The new church was opened for worship on 17 April 1982. On October 22, 2006, to commemorate the fourth centenary of the discovery of the image, in a ceremony celebrated by Antonio María Rouco Varela (Cardinal Archbishop of Madrid, José Luis Huéscar Cañizal (episcopal vicar), the Nuestra Señora del Buen Suceso's pastor, Miguel Jimeno, and the Ukrainian Greco-catholic Community's chaplain, Ivan Lypko, is canonically crown the statue of Our Lady of Good Success in the parish. This current building is popularly called, ironically and contemptuously, in derogative as "Our Lady of the Magefesa" linking its shape with a toaster.[10]

Features[edit]

Interior view of the first Iglesia del Buen Suceso in Argüelles neighborhood, half-finished drawing by Federico Ruiz, published in El Museo Universal in February 1868.

There are few documents that describe the Iglesia del Buen Suceso, especially in regard to the floor layout. The partial descriptions of its conditioning and some engravings and representations of the time give ideas about its presence. There contemporary descriptions of Herrera Maldonado and Ruiz de Altable. The church's entrance had a lonja. The floor layout was in Greek cross with a very developed chancel and four chapels in the corners of intersection of both arms.

The style of the church, by 17th century engravings, had characteristics of the classical Mannerism.[4] Ruiz de Altable mentions that the church building: possessed eighty feet long, sixty wide and rises in corresponding height. The altarpiece, disappeared after the demolition of 1853, it was one of the first examples of the Madrilenian Baroque.
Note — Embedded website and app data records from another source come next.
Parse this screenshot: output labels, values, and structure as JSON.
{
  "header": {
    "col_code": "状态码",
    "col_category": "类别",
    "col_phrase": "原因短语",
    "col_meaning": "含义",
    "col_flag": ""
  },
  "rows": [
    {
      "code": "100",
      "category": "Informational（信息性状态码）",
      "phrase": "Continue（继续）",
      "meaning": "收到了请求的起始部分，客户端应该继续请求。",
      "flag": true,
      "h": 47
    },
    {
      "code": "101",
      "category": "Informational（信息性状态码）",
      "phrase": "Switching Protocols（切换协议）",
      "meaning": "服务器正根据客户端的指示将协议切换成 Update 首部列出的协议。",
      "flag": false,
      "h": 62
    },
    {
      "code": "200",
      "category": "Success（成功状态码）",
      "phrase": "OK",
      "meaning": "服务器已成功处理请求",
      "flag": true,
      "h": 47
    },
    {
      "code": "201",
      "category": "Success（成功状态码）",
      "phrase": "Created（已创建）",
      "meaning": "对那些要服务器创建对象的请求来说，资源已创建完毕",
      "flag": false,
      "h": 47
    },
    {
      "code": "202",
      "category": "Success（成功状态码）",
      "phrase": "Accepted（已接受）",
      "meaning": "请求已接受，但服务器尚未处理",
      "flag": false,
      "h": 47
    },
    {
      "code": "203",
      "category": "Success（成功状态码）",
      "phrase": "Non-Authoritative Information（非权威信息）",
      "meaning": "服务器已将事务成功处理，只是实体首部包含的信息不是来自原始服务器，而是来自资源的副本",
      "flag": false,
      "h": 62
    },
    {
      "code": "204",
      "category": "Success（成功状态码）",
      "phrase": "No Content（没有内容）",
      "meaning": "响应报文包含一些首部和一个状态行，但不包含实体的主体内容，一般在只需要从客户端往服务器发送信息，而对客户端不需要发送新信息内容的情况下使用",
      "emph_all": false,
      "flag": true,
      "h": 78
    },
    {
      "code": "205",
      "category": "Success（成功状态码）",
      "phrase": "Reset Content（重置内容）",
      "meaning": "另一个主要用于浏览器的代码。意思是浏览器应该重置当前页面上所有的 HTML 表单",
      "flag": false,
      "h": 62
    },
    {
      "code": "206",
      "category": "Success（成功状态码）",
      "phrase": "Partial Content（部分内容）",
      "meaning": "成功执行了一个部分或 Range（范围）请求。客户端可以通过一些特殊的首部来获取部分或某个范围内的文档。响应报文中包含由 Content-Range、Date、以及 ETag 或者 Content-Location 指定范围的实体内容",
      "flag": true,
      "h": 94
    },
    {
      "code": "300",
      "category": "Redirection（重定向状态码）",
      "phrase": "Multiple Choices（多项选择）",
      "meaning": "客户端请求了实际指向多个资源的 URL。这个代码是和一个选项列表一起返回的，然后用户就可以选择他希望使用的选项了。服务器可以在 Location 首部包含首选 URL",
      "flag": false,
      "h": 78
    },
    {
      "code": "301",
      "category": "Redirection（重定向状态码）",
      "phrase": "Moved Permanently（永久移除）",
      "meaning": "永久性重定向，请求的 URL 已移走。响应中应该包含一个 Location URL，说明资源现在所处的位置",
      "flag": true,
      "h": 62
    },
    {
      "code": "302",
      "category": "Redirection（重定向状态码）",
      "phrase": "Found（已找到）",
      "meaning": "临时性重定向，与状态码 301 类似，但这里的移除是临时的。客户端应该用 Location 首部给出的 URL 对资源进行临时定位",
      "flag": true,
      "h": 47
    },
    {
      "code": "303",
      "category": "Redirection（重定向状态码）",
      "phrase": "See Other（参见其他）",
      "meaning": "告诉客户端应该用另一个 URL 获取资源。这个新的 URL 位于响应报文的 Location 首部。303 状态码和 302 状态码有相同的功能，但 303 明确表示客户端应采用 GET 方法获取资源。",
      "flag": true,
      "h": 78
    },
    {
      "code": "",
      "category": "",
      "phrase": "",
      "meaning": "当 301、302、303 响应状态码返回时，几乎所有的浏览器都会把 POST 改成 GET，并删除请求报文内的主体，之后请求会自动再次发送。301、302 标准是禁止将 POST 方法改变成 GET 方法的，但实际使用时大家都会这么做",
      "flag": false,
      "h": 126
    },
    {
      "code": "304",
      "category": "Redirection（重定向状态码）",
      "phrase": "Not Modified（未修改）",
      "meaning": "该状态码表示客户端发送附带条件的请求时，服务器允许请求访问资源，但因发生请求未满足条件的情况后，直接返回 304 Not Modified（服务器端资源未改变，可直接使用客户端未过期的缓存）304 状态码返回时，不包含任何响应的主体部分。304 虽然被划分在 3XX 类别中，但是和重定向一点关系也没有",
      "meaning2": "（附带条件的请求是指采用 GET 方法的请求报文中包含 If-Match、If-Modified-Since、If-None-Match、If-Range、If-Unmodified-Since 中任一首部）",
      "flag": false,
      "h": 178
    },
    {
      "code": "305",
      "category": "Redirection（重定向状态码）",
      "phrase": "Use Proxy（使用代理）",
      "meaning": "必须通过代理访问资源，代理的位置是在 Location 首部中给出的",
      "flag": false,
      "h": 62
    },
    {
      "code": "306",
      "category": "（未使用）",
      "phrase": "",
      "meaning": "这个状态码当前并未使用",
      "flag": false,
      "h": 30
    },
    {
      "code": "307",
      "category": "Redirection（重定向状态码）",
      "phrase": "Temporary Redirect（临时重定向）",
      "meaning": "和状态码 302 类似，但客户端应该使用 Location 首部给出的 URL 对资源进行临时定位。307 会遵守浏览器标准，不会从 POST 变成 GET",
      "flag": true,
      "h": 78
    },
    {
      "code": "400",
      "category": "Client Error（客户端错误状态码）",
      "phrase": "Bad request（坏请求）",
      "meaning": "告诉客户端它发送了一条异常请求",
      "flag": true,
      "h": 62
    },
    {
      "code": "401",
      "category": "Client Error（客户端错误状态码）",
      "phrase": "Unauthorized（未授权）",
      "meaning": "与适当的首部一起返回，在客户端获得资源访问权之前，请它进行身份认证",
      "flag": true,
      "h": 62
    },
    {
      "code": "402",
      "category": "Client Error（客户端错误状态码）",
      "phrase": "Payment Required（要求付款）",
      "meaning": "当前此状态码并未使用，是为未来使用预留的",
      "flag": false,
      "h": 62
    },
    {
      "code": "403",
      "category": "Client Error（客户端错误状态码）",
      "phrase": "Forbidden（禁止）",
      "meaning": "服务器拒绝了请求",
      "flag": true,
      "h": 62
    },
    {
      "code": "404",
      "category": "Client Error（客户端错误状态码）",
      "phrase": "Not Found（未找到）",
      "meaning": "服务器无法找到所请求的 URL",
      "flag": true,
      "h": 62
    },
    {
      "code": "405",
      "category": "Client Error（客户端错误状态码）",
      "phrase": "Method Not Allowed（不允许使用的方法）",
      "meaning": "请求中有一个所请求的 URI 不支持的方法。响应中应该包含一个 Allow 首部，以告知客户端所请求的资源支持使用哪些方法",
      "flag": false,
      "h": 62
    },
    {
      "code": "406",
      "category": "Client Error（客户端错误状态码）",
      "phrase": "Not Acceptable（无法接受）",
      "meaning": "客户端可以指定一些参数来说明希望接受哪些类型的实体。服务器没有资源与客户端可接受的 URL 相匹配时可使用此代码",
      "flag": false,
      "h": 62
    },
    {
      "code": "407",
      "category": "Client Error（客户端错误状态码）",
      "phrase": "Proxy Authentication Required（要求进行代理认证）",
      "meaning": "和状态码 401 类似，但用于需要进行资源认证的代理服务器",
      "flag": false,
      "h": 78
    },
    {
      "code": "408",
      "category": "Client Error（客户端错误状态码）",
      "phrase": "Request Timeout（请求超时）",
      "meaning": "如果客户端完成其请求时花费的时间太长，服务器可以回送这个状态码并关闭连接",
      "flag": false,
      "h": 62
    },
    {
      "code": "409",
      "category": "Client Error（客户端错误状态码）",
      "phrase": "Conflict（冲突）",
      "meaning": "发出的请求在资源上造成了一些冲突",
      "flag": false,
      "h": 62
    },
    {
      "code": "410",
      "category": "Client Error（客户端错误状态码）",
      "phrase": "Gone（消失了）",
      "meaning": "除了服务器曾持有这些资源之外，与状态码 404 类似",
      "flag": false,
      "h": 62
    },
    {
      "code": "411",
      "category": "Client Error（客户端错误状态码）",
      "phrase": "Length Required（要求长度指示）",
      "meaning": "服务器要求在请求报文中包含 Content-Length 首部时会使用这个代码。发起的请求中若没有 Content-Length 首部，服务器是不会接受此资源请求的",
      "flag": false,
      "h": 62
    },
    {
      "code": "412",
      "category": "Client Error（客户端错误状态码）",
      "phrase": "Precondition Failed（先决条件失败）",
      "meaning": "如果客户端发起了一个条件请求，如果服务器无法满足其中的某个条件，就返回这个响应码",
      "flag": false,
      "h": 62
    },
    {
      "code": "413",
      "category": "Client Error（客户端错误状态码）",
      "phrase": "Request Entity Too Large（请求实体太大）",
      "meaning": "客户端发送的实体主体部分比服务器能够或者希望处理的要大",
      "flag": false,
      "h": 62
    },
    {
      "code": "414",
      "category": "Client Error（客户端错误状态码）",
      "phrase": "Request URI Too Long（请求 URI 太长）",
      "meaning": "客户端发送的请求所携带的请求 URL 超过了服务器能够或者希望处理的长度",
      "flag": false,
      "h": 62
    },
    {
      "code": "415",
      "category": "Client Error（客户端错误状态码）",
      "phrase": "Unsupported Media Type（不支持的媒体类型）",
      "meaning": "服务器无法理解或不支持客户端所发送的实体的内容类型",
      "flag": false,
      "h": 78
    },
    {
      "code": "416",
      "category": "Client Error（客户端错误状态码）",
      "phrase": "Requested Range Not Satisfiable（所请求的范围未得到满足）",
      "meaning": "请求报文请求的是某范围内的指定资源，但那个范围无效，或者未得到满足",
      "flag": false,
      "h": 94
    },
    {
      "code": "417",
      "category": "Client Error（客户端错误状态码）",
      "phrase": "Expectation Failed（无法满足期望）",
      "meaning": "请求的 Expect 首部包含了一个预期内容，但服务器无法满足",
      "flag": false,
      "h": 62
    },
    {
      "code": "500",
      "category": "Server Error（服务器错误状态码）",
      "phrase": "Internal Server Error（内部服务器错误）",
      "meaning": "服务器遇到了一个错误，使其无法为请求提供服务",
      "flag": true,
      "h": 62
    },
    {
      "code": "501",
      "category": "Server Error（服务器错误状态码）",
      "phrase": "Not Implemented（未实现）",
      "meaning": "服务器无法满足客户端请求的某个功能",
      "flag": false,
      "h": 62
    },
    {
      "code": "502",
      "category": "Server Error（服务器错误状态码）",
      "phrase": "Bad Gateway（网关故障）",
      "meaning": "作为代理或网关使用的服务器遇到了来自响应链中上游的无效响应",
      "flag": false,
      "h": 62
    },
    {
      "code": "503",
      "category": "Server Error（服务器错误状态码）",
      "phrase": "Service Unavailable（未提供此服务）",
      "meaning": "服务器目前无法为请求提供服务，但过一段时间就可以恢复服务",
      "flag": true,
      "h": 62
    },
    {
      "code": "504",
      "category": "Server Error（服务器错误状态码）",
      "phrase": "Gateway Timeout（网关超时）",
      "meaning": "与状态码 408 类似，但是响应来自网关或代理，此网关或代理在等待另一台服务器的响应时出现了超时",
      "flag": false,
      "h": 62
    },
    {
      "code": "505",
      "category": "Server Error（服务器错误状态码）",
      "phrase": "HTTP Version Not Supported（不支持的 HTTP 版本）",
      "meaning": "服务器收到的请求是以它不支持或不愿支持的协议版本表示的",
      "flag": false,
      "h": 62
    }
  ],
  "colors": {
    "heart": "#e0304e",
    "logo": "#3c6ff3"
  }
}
This church in paintings[edit]

  • Feast day in the Puerta del Sol (1773) by Luis Paret, National Museum of Havana.
  • Ornato of the Puerta del Sol at the entrance of Charles III, anonymous painting of the 17th century, Museo de Historia de Madrid.
  • Twelfth Night at the Puerta del Sol (1839) by José Castelaro, Museo de Historia de Madrid.
  • Madrilenian types in the Puerta del Sol (1855) by Ramón Cortés.
  • Critical travel around the Puerta del Sol (1874) by Manuel Ossorio y Bernard.

References[edit]

  1. ^ Ramón Gómez de la Serna (1987), "Historia de la Puerta del Sol", Almambru
  2. ^ Luis Alonso Luengo, (1990), «The clock of the Puerta del Sol», Madrid
  3. ^ Comunidad de Madrid, (2009),«Iglesia del Buen Suceso in the Puerta del Sol (Madrid)», Triptych
  4. ^ a b c Miguel Ángel Castillo Oreja, (2000), "La Iglesia del Buen Suceso: A Singular building in the history of Puerta del Sol of Madrid", Madrid, nº10, Conferences Cycle
  5. ^ E. Villamil, (1928), «La Iglesia del Hospital Real de la Corte o del Buen Suceso», Magazine of Archives, Libraries and Museums, vol. 49, pp:25
  6. ^ Juana Espinos Orlando, (1985), The fiesta of the Corpus Christi in Madrid, Madrid, nº 10, City Council of Madrid
  7. ^ Fernandez Herrera y Maldonado, (1633), Book of the life and wonderful virtues of the Servant of God Bernardino de Obregón Father and founder of the Congregation of the Poor sicks and Author of many other Pious works (...), Madrid
  8. ^ A.G.P. Patrontatos, leg. 6848/1, fols. 84 v. 85
  9. ^ "El País (newspaper)", June 8, 2006
  10. ^ "Hª de la Iglesia del Buen Suceso III (1975-2009)" artedemadrid.wordpress.com